How do y’all feel about neologisms? Let’s look at two new words, coined by none other than the newly svelteAlex Kozinski, Chief Judge of the U.S. Court of Appeals for the Ninth Circuit….
Recently I talked to a fourth-year-associate friend of mine who’d been working at a new small firm for several months. When I asked him how it was going, he said “great” in a way that suggested anything but. So I pressed him for more. The work was fine, he insisted. The clients were fine. His associates were cool. Great, I said. So what was the problem?
Well, he finally let on, there was this partner.
OK, I said. What about this partner?
Well, he said, he’s making my life a living hell. In fact, my friend said, it was so bad, he was thinking of leaving the firm.
We’ve now decided to formalize the discussion. Every Friday we will raise an issue of grammar, spelling, or style, in our newest ATL feature: Grammer Pole of the Weak. We will kick off the discussion, then open up a reader poll and let you debate in the comments.
Today’s topic: “all right” versus “alright.” Let’s discuss….
Ed. note: The Asia Chronicles column is authored by Kinney Recruiting. Kinney has made more placements of U.S. associates, counsels and partners in Asia than any other recruiting firm in each of the past seven years. You can reach them by email: firstname.lastname@example.org.
It’s that time of year again when JDs are starting to apply for 2L summer jobs and 2L summers are deciding which practice area to focus on.
For those JDs with an interest in potentially lateraling to or transferring to Asia in the future, please feel free to reach out to Kinney for advice on firm choices, interviewing and practice choices, relating to future marketability in Asia, or for a general discussion on your particular Asia markets of interest. This is of course a free of cost service for those who some years in the future may be our future industry contacts or perhaps even clients.
For some years now Kinney’s Asia head, Evan Jowers, has been formally advising Harvard Law students with such questions, as the Asia expert in Harvard Law’s “Ask The Experts Market Program” each summer and fall, with podcasts and scheduled phone calls.

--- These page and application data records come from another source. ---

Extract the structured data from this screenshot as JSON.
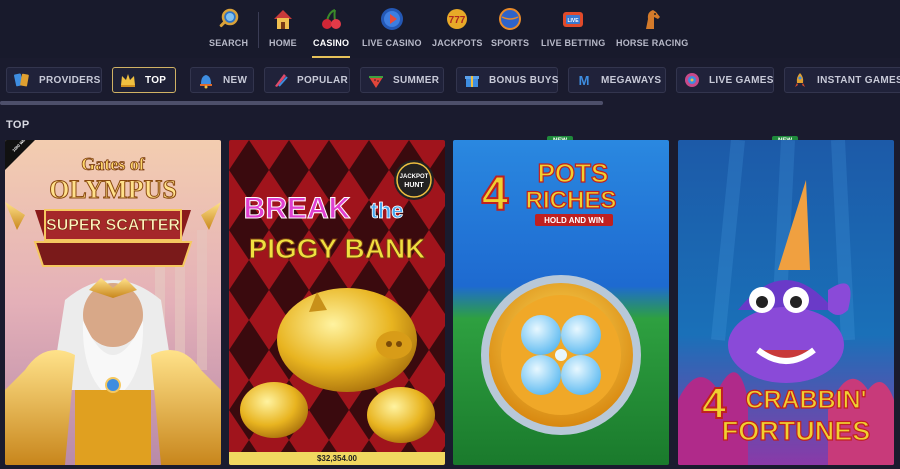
{
  "topnav": {
    "items": [
      {
        "label": "SEARCH",
        "icon": "search-icon"
      },
      {
        "label": "HOME",
        "icon": "home-icon"
      },
      {
        "label": "CASINO",
        "icon": "cherries-icon",
        "active": true
      },
      {
        "label": "LIVE CASINO",
        "icon": "play-icon"
      },
      {
        "label": "JACKPOTS",
        "icon": "jackpot-777-icon"
      },
      {
        "label": "SPORTS",
        "icon": "ball-icon"
      },
      {
        "label": "LIVE BETTING",
        "icon": "live-tv-icon"
      },
      {
        "label": "HORSE RACING",
        "icon": "horse-icon"
      }
    ]
  },
  "categories": {
    "items": [
      {
        "label": "PROVIDERS",
        "icon": "providers-icon"
      },
      {
        "label": "TOP",
        "icon": "crown-icon",
        "active": true
      },
      {
        "label": "NEW",
        "icon": "bell-icon"
      },
      {
        "label": "POPULAR",
        "icon": "popular-icon"
      },
      {
        "label": "SUMMER",
        "icon": "watermelon-icon"
      },
      {
        "label": "BONUS BUYS",
        "icon": "gift-icon"
      },
      {
        "label": "MEGAWAYS",
        "icon": "megaways-icon"
      },
      {
        "label": "LIVE GAMES",
        "icon": "roulette-icon"
      },
      {
        "label": "INSTANT GAMES",
        "icon": "rocket-icon"
      }
    ]
  },
  "section": {
    "title": "TOP"
  },
  "games": [
    {
      "title_line1": "Gates of",
      "title_line2": "OLYMPUS",
      "title_line3": "SUPER SCATTER",
      "corner_badge": "1000 WINS"
    },
    {
      "title_line1": "BREAK",
      "title_word": "the",
      "title_line2": "PIGGY BANK",
      "corner_badge_line1": "JACKPOT",
      "corner_badge_line2": "HUNT",
      "jackpot": "$32,354.00"
    },
    {
      "title_line1": "4",
      "title_word": "POTS",
      "title_line2": "RICHES",
      "subtitle": "HOLD AND WIN",
      "badge": "NEW"
    },
    {
      "title_line1": "4",
      "title_word": "CRABBIN'",
      "title_line2": "FORTUNES",
      "badge": "NEW"
    }
  ],
  "colors": {
    "background": "#1a1b2e",
    "accent": "#e6c25a",
    "new_badge": "#1f8a3c"
  }
}
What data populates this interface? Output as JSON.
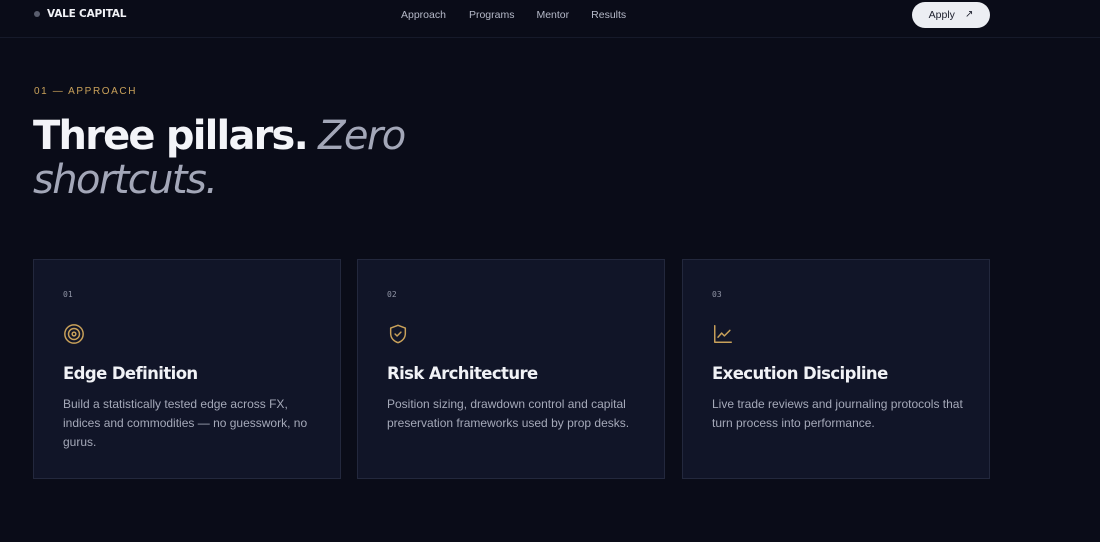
{
  "nav": {
    "brand": "VALE CAPITAL",
    "links": [
      "Approach",
      "Programs",
      "Mentor",
      "Results"
    ],
    "apply_label": "Apply",
    "apply_arrow": "↗"
  },
  "hero": {
    "eyebrow": "01 — APPROACH",
    "headline_strong": "Three pillars.",
    "headline_soft": "Zero shortcuts."
  },
  "cards": [
    {
      "num": "01",
      "icon": "target-icon",
      "title": "Edge Definition",
      "text": "Build a statistically tested edge across FX, indices and commodities — no guesswork, no gurus."
    },
    {
      "num": "02",
      "icon": "shield-check-icon",
      "title": "Risk Architecture",
      "text": "Position sizing, drawdown control and capital preservation frameworks used by prop desks."
    },
    {
      "num": "03",
      "icon": "line-chart-icon",
      "title": "Execution Discipline",
      "text": "Live trade reviews and journaling protocols that turn process into performance."
    }
  ],
  "colors": {
    "background": "#0a0c18",
    "card": "#111528",
    "accent_gold": "#c9a15a",
    "button_bg": "#eceef3"
  }
}
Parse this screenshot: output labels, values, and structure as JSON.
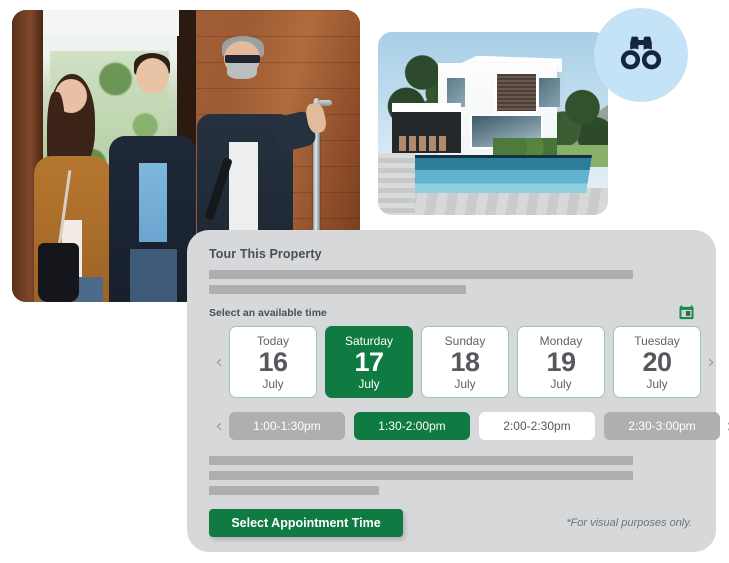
{
  "photos": {
    "people_alt": "real-estate-agent-showing-home-to-couple",
    "house_alt": "modern-white-house-with-pool"
  },
  "badge": {
    "icon": "binoculars-icon",
    "circle_color": "#c5e3f7",
    "icon_color": "#13253f"
  },
  "card": {
    "title": "Tour This Property",
    "background_color": "#d6d8da",
    "subheading": "Select an available time",
    "calendar_icon": "calendar-icon",
    "calendar_icon_color": "#1b8a4b",
    "prev_chevron": "‹",
    "next_chevron": "›",
    "accent_color": "#0f7b43",
    "dates": [
      {
        "dow": "Today",
        "day": "16",
        "month": "July",
        "state": "available"
      },
      {
        "dow": "Saturday",
        "day": "17",
        "month": "July",
        "state": "selected"
      },
      {
        "dow": "Sunday",
        "day": "18",
        "month": "July",
        "state": "available"
      },
      {
        "dow": "Monday",
        "day": "19",
        "month": "July",
        "state": "available"
      },
      {
        "dow": "Tuesday",
        "day": "20",
        "month": "July",
        "state": "available"
      }
    ],
    "times": [
      {
        "label": "1:00-1:30pm",
        "state": "disabled"
      },
      {
        "label": "1:30-2:00pm",
        "state": "selected"
      },
      {
        "label": "2:00-2:30pm",
        "state": "available"
      },
      {
        "label": "2:30-3:00pm",
        "state": "disabled"
      }
    ],
    "cta_label": "Select Appointment Time",
    "disclaimer": "*For visual purposes only."
  }
}
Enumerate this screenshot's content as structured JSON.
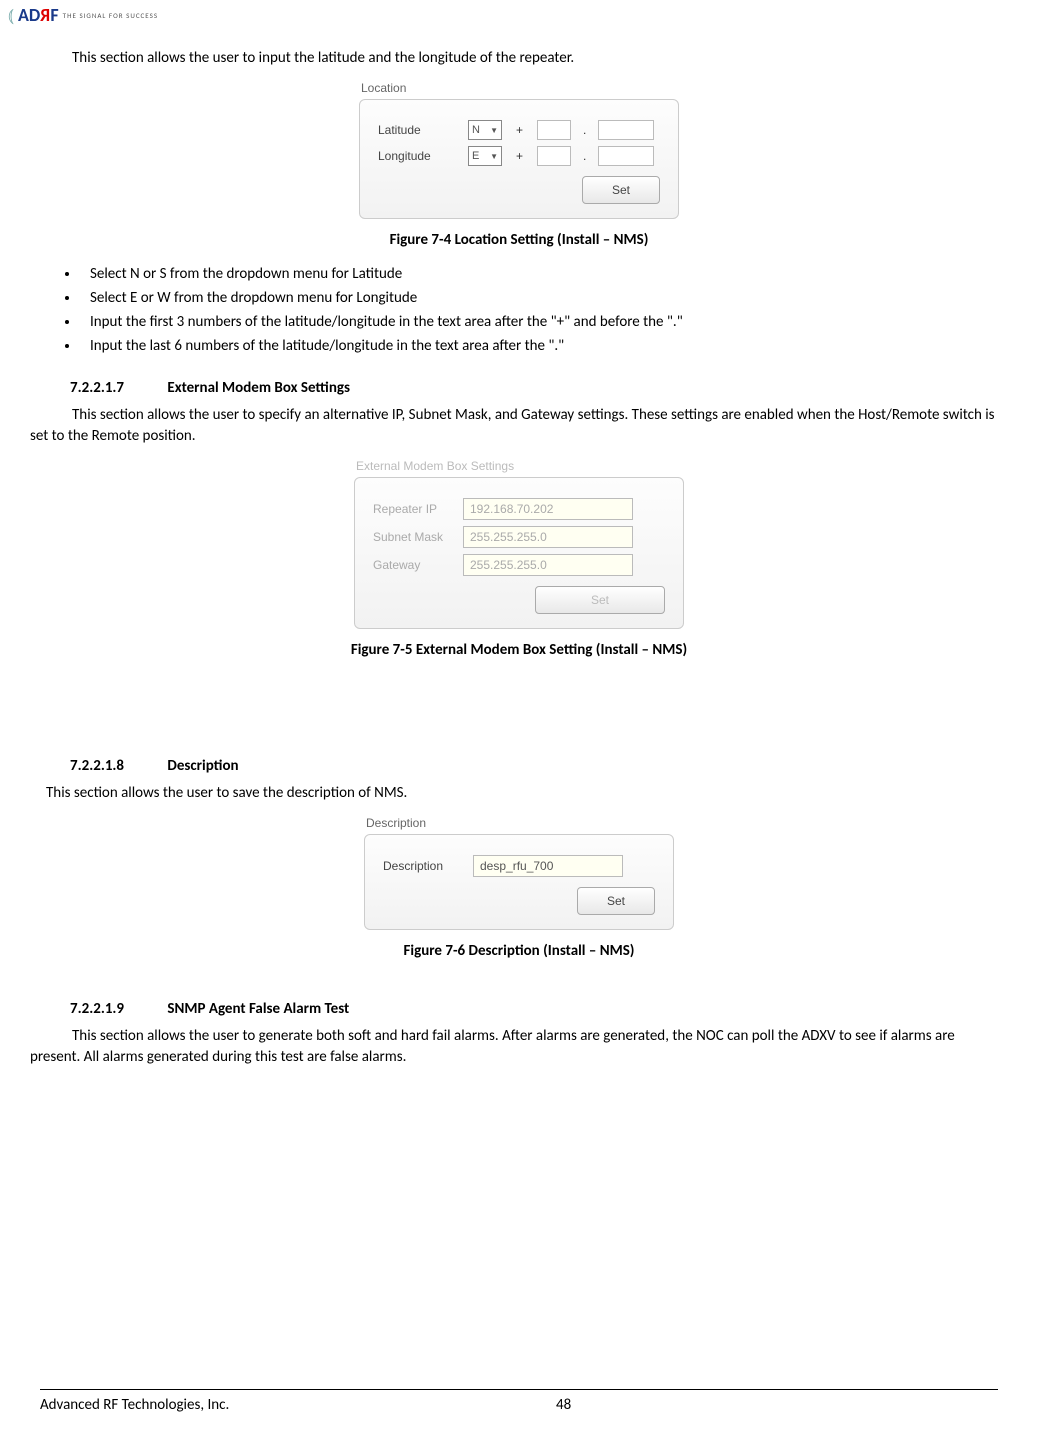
{
  "logo": {
    "tagline": "THE SIGNAL FOR SUCCESS"
  },
  "intro": "This section allows the user to input the latitude and the longitude of the repeater.",
  "location_panel": {
    "title": "Location",
    "row1_label": "Latitude",
    "row1_sel": "N",
    "row2_label": "Longitude",
    "row2_sel": "E",
    "plus": "+",
    "dot": ".",
    "set_btn": "Set"
  },
  "fig74": "Figure 7-4      Location Setting (Install – NMS)",
  "bullets": [
    "Select N or S from the dropdown menu for Latitude",
    "Select E or W from the dropdown menu for Longitude",
    "Input the first 3 numbers of the latitude/longitude in the text area after the \"+\" and before the \".\"",
    "Input the last 6 numbers of the latitude/longitude in the text area after the \".\""
  ],
  "sec7_heading_num": "7.2.2.1.7",
  "sec7_heading_title": "External Modem Box Settings",
  "sec7_para": "This section allows the user to specify an alternative IP, Subnet Mask, and Gateway settings.  These settings are enabled when the Host/Remote switch is set to the Remote position.",
  "modem_panel": {
    "title": "External Modem Box Settings",
    "row1_label": "Repeater IP",
    "row1_val": "192.168.70.202",
    "row2_label": "Subnet Mask",
    "row2_val": "255.255.255.0",
    "row3_label": "Gateway",
    "row3_val": "255.255.255.0",
    "set_btn": "Set"
  },
  "fig75": "Figure 7-5      External Modem Box Setting (Install – NMS)",
  "sec8_heading_num": "7.2.2.1.8",
  "sec8_heading_title": "Description",
  "sec8_para": "This section allows the user to save the description of NMS.",
  "desc_panel": {
    "title": "Description",
    "row1_label": "Description",
    "row1_val": "desp_rfu_700",
    "set_btn": "Set"
  },
  "fig76": "Figure 7-6      Description (Install – NMS)",
  "sec9_heading_num": "7.2.2.1.9",
  "sec9_heading_title": "SNMP Agent False Alarm Test",
  "sec9_para": "This section allows the user to generate both soft and hard fail alarms.  After alarms are generated, the NOC can poll the ADXV to see if alarms are present.  All alarms generated during this test are false alarms.",
  "footer": {
    "company": "Advanced RF Technologies, Inc.",
    "page": "48"
  }
}
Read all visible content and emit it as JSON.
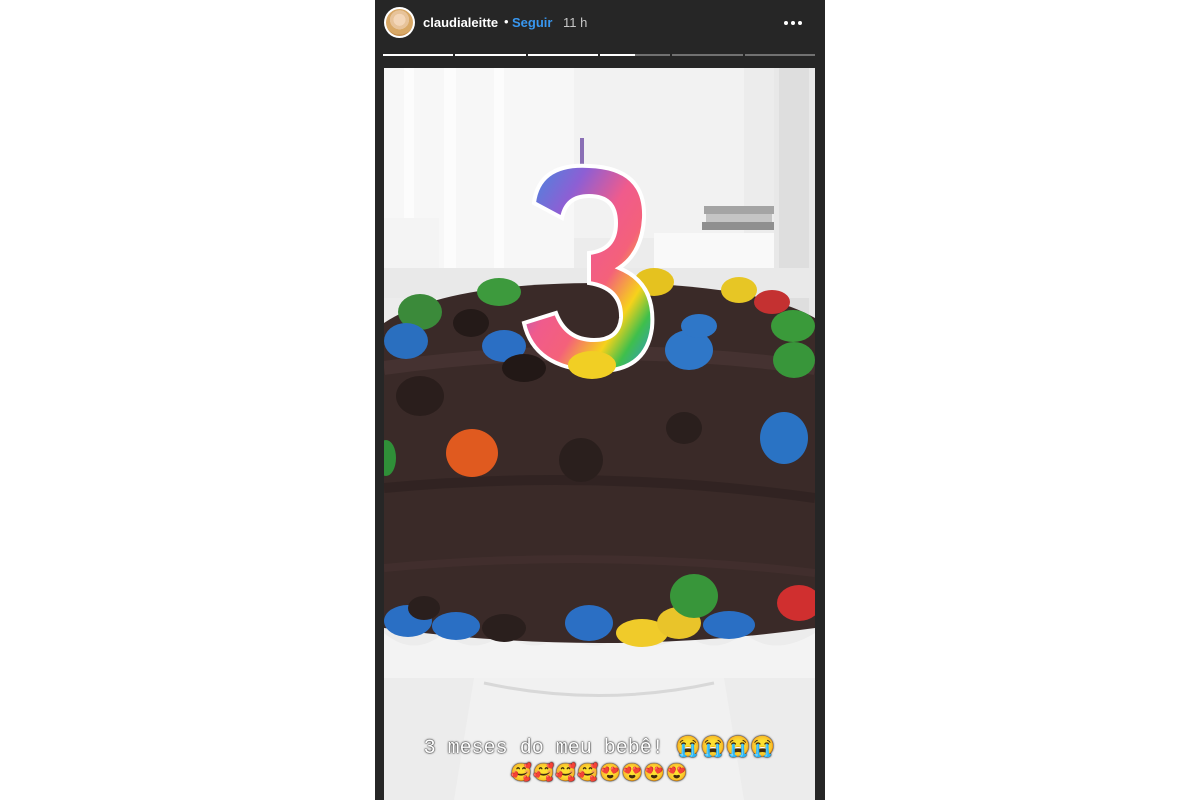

This has been an enjoyable and productive experience for all involved.
If you are considering a virtual law practice, you know that many of today’s solo firms started that way. But why are established, multi-attorney law firms going virtual?
Many small firms are successfully moving part—or even all—of their practice to a virtual setting. This even includes multi-jurisdictional practice spanning several states and practice areas, although solo and small partnerships are still the largest adopters of virtual law.
Can you do the same? The new article Mobile in Practice, Virtual by Design from author Jared Correia, Esq., explores how mobile technology bring real-life benefits to a small law firm. Read this new article—the next in Thomson Reuters’ Independent Thinking series for small firms—to explore how a mobile practice:
Reduces malpractice risk
Enables you to gather the best attorneys to fit the firm, regardless of each person’s geographic location
Leverages mobile devices and cloud technology to enable on-the-spot client and prospect communication
Transitioning in-house is something many (if not most) firm lawyers find themselves considering at some point. For many, it’s the first step in their career that isn’t simply a function of picking the best option available based on a ranking system.
Unknown territory feels high-risk, and can have the effect of steering many of us towards the well-greased channels into large, established companies.
For those who may be open to something more entrepreneurial, there is far less information available. No recruiter is calling every week with offers and details.
In sponsorship with Betterment, ATL and David Lat will moderate a panel about life in-house and we’ll hear from GCs at Birchbox, Gawker Media, Squarespace, Bonobos, and Betterment. Drinks, snacks, networking, and a great time guaranteed. Invite your colleagues, but RSVP fast, as space is limited.